Duthie Park and David Welch Winter Gardens
This park, and the David Welch Winter Gardens it contains, is 14 acres of parkland, flowerbeds, play areas and a boating pond. The winter gardens house the second largest collections of bromeliads and giant cacti anywhere in the UK, along with banana trees, ferns and mosses. No matter the season, a visit to Duthie is worth it.
Duthie Park, Polmuir Road, Aberdeen, +44 1224 583155
Greyfriar’s Church and Marischal College
Marischal College is the second largest granite-built building in the world, and the pinnacle of the city’s 19th-century constructions. Owned by the University of Aberdeen, it is leased to the council for their headquarters and, following extensive restoration and cleaning, once more gleams in the sunlight.
Sir Duncan Rice Library
This new library, only opened in 2012 by the Queen, houses the largest of the University of Aberdeen’s collections, with over 24 kilometres (15 miles) of shelving. There is a gallery and a café open to the public and the stunning architecture has won several awards.
Sir Duncan Rice Library, University of Aberdeen, Bedford Road, +44 1224 273330
Originally a separate Royal Burgh, Old Aberdeen is full of historical and beautiful buildings.
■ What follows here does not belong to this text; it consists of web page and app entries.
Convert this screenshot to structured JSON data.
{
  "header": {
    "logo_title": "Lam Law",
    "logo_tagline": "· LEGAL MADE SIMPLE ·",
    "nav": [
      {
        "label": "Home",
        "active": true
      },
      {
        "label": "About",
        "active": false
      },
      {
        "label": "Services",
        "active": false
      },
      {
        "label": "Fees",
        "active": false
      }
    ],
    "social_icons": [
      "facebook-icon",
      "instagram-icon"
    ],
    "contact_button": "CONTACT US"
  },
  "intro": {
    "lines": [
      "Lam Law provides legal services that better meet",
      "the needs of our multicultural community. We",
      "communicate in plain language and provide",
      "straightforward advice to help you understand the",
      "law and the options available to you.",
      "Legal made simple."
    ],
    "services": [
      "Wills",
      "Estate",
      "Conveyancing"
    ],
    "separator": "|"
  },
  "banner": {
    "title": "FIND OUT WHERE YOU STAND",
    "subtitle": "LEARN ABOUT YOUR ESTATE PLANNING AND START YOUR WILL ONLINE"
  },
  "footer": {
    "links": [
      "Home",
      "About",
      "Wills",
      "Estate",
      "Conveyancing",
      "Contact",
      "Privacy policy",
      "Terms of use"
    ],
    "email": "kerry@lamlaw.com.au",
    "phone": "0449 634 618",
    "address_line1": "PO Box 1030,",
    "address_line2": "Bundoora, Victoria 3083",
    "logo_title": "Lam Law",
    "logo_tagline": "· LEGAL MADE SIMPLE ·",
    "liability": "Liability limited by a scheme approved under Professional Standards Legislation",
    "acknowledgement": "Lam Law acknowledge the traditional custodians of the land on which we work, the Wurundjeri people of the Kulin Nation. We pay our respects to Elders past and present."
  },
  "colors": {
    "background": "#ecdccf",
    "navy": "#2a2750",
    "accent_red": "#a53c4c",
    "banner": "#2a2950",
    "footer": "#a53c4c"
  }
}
The area is extensively used and owned by the University of Aberdeen, and includes the Brig o’ Balgownie spanning the River Don, possibly the oldest bridge in Scotland, and built in the 13th century.